“You’ve got a cold, Jane-Anne,” said Mrs. Dew as she carved the joint.
“Your nose is red an’ you’re sniffling.”
Jane-Anne did not explain. The imputation must be borne.
“I don’t think it’s much, aunt,” she said meekly. “Did you ever,” she
added in her eager way, “hear of anybody called Lord Byron?”
“He never visited where I lived,” Mrs. Dew answered; “but then there’s
a-many lords as I never heerd on. Why do you want to know?”
“I only wondered. It would have been nice if you’d known about him. He
wrote poetry.”
“Then I shouldn’t think as he was much of a lord. The real old families
don’t do such things. Perhaps he made his money in beer (there’s a good
many such) and then took to writing poetry to amuse himself when he’d
retired. You may depend it was somethin’ of the sort. Now you come to
mention it, I’ve a notion as your mother had some of his poetry books.
She’d seen the places as he wrote about—yet I don’t hold much with
poetry myself, and the books was all sold—only a few pence they
fetched—after she died.”
Jane-Anne felt chilled and disappointed. She disliked the smell of beer
exceedingly, and to connect it with the author of these soul-stirring
verses was impossible. She could find out, she was sure, all about Lord
Byron when Mr. Wycherly returned; but she was an impatient person—how
could she wait until then?
A bright thought struck her.
“Aunt, don’t you think I ought to answer Master Montagu’s letter?” she
asked diplomatically. “Will you give me a stamp and I’ll do it this
“Mind you’re respectful and proper—you’d better let me see the letter
before it goes. And if it’s suitable, I’ll give you a stamp.”
“Very well, aunt,” Jane-Anne sighed. It was very hard to write what

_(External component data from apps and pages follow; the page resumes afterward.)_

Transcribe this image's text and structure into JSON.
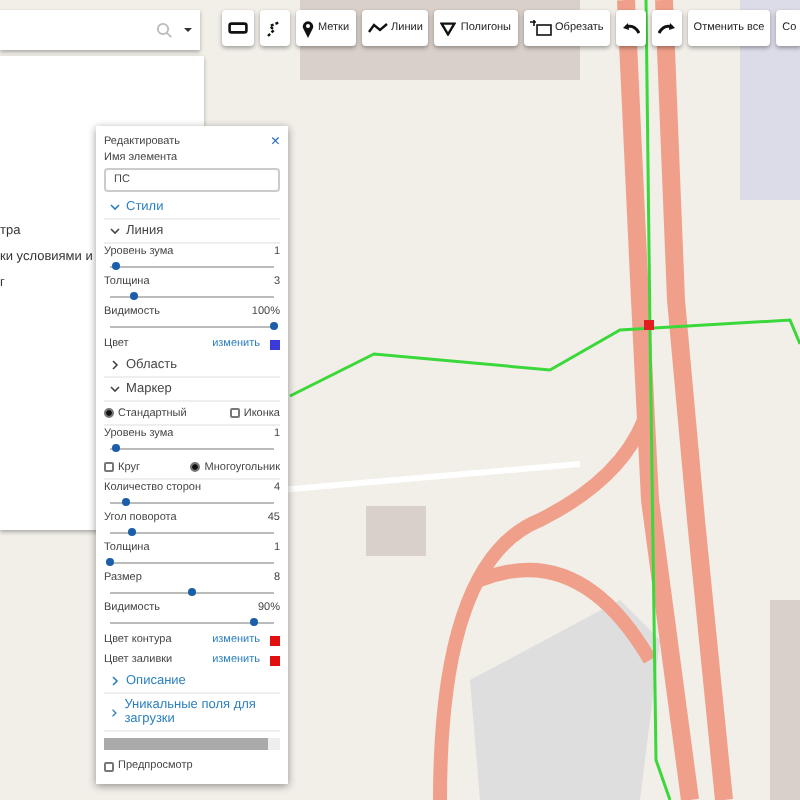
{
  "toolbar": [
    {
      "kind": "frame"
    },
    {
      "kind": "route"
    },
    {
      "kind": "pin",
      "label": "Метки"
    },
    {
      "kind": "line",
      "label": "Линии"
    },
    {
      "kind": "triangle",
      "label": "Полигоны"
    },
    {
      "kind": "crop",
      "label": "Обрезать"
    },
    {
      "kind": "undo"
    },
    {
      "kind": "redo"
    },
    {
      "kind": "text",
      "label": "Отменить все"
    },
    {
      "kind": "text",
      "label": "Со"
    }
  ],
  "sidebar": {
    "lines": [
      "тра",
      "ки условиями и",
      "г"
    ]
  },
  "panel": {
    "title": "Редактировать",
    "close": "×",
    "name_label": "Имя элемента",
    "name_value": "ПС",
    "items": [
      {
        "kind": "group",
        "label": "Стили",
        "expanded": true
      },
      {
        "kind": "section",
        "label": "Линия",
        "expanded": true
      },
      {
        "kind": "slider",
        "label": "Уровень зума",
        "value": "1",
        "level": 0.04
      },
      {
        "kind": "slider",
        "label": "Толщина",
        "value": "3",
        "level": 0.15
      },
      {
        "kind": "slider",
        "label": "Видимость",
        "value": "100%",
        "level": 1
      },
      {
        "kind": "color",
        "label": "Цвет",
        "action": "изменить",
        "color": "#3a3ad8"
      },
      {
        "kind": "section",
        "label": "Область",
        "expanded": false
      },
      {
        "kind": "section",
        "label": "Маркер",
        "expanded": true
      },
      {
        "kind": "choices",
        "options": [
          {
            "kind": "radio",
            "label": "Стандартный",
            "selected": true
          },
          {
            "kind": "checkbox",
            "label": "Иконка",
            "checked": false
          }
        ]
      },
      {
        "kind": "slider",
        "label": "Уровень зума",
        "value": "1",
        "level": 0.04
      },
      {
        "kind": "choices",
        "options": [
          {
            "kind": "checkbox",
            "label": "Круг",
            "checked": false
          },
          {
            "kind": "radio",
            "label": "Многоугольник",
            "selected": true
          }
        ]
      },
      {
        "kind": "slider",
        "label": "Количество сторон",
        "value": "4",
        "level": 0.1
      },
      {
        "kind": "slider",
        "label": "Угол поворота",
        "value": "45",
        "level": 0.14
      },
      {
        "kind": "slider",
        "label": "Толщина",
        "value": "1",
        "level": 0
      },
      {
        "kind": "slider",
        "label": "Размер",
        "value": "8",
        "level": 0.5
      },
      {
        "kind": "slider",
        "label": "Видимость",
        "value": "90%",
        "level": 0.88
      },
      {
        "kind": "color",
        "label": "Цвет контура",
        "action": "изменить",
        "color": "#e01010"
      },
      {
        "kind": "color",
        "label": "Цвет заливки",
        "action": "изменить",
        "color": "#e01010"
      },
      {
        "kind": "group",
        "label": "Описание",
        "expanded": false
      },
      {
        "kind": "group",
        "label": "Уникальные поля для загрузки",
        "expanded": false
      },
      {
        "kind": "progress",
        "level": 0.93
      },
      {
        "kind": "checkbox",
        "label": "Предпросмотр",
        "checked": false
      }
    ]
  }
}
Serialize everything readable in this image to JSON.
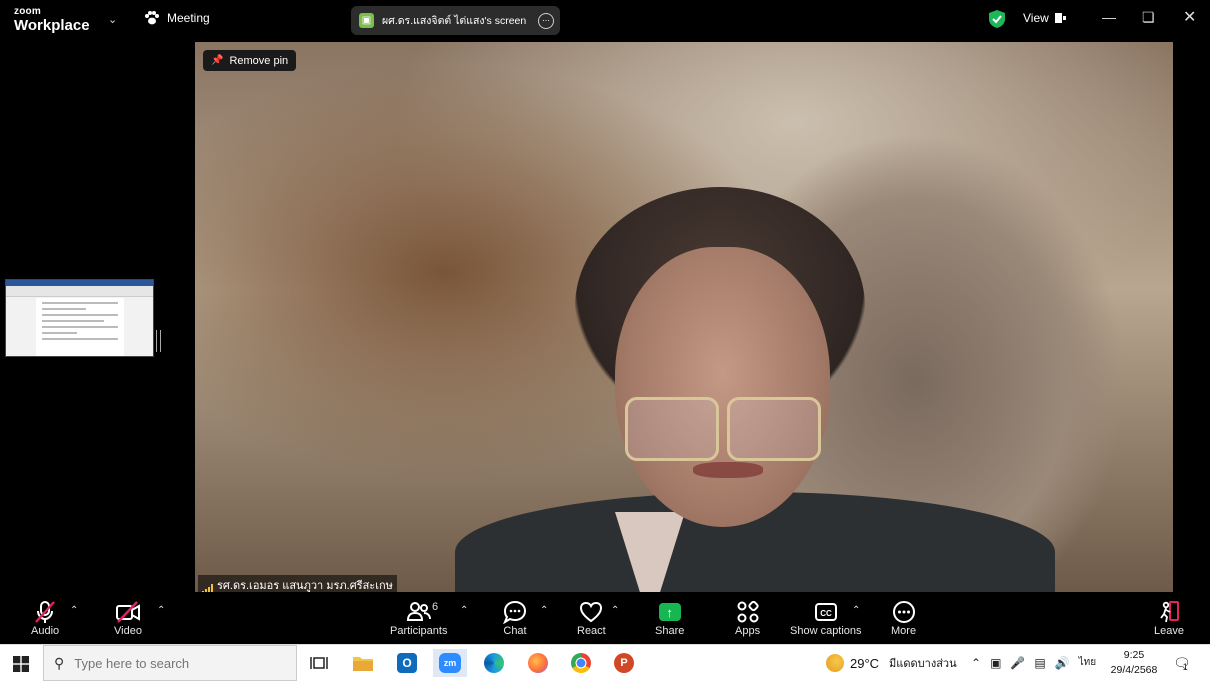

would seem suitable to those unsympathetic eyes—but she’d have a try for
the thing she wanted.
Ink was provided, one sheet of paper, an envelope, a pen, with a point
like a needle, and a single sheet of much-used blotting-paper.
Jane-Anne sat down at the table in the housekeeper’s room and wrote in a
neat, round hand:
“I send my duty and the master was quite well when he left yesterday.
“I wait upon him at meals and he doesn’t read at all now; he talks to
me, and I think he eats pretty well considering. I also go out with
him, which is very beautiful. It is very sad here now he is gone. I
wonder if you are acquainted with a poetry book named ’Don-Juan,’ or if
you think it squish like ’Home Influence.’ I don’t think it is like
’Home Influence,’ but I love it, I shall read it all, it is in two vols.
The master said I was to read any books I liked in the parlour; there
are ten volumes by his Lordship there. I shall read them all. Can you
tell me if he is one of the real gentry like Lord Dursley. I would like
to see him.
“Yours respectfully,
Mrs. Dew read the letter through and grunted that it was much too long,
but she gave Jane-Anne a stamp, which she immediately affixed. Then she
frolicked gleefully to the post and put her precious missive in the box.